DefinitionRenal artery stenosis is a narrowing or blockage of the artery that supplies the kidney, caused by atherosclerosis, fibromuscular dysplasia of the renal artery wall, or scar formation in the artery. (See also atheroembolic renal disease .)
Causes, incidence, and risk factors
Renal artery stenosis is caused when atheroembolic renal disease results in narrowing of the renal artery. Fibromuscular disease, a condition more common in young women in which fibrous tissue grows in the wall of the renal artery and narrows it, is a second cause. It may also be caused when scar tissue forms in the renal artery after acute arterial obstruction or traumatic injury to the kidney.
Fibromuscular dysplasia is a congenital disorder involving thickening of the arterial wall and is a cause of renal artery stenosis in younger adults, particularly women 20 to 40 years old.
SymptomsThere are usually no symptoms.
Signs and testsThe blood pressure may be high, and there may be a history of hypertension that is refractory or difficult to control. A bruit may be heard on examination with a stethoscope (auscultation) over the kidney.
The treatment varies depending on the extent and severity of the symptoms. If the stenosis results in failure of a kidney, the second kidney may take over filtering and urine production for the body. Surgical repair of the stenosed area may be possible.
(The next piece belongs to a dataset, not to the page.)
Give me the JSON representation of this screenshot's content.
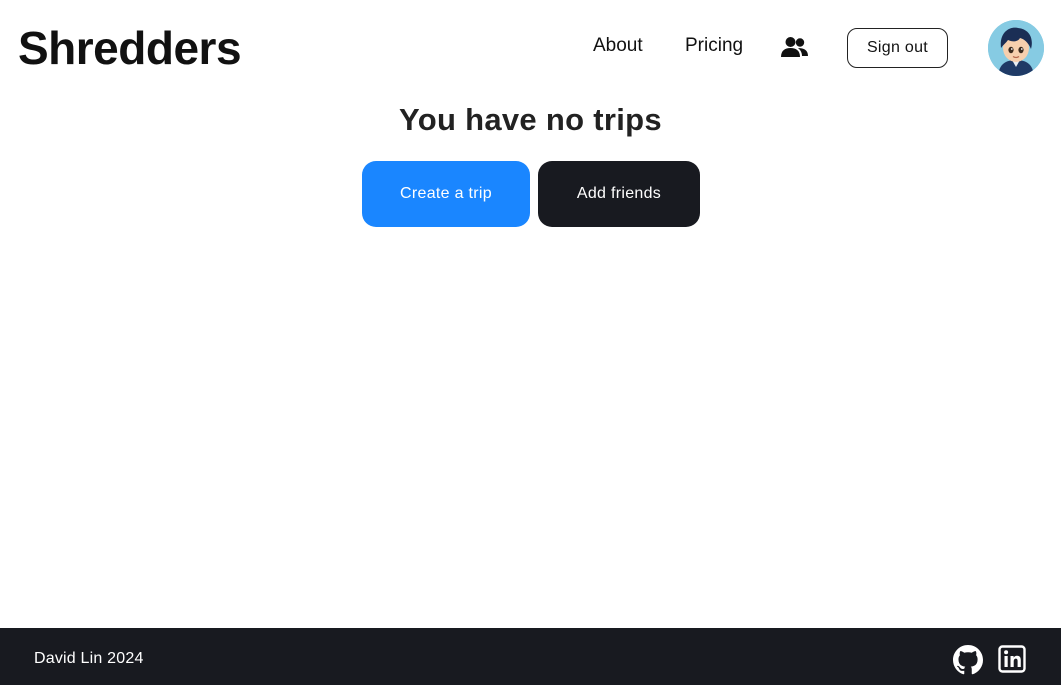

A balloon angioplasty (a radiographic procedure during which a balloon-tipped catheter is threaded through the artery) or a stent placement across the stenosis may be an alternative to surgery to open the stenosed area.
Expectations (prognosis)Renal artery stenosis may cause eventual failure of the kidney if it progressively blocks the artery. This may result in chronic renal failure if there is only one functional kidney or if both renal arteries are affected.
Renal hypertension caused by renal artery stenosis may be difficult to treat. Surgical or balloon catheter repair often successfully opens the stenosed area. However, stenosis may recur.
Calling your health care providerIf your history indicates a high risk for renal artery stenosis, make an appointment to see your health care provider. However, decreased urine volume may be an emergency symptom indicating renal failure.
PreventionRenal artery stenosis may be prevented by avoiding smoking.
Update Date: 1/19/2004Irfan A. Agha, M.D., Department of Medicine, St. Louis University, St. Louis, MO. Review provided by VeriMed Healthcare Network.
Last updated: Tue, 06 Jan 2009 00:20:03 GMT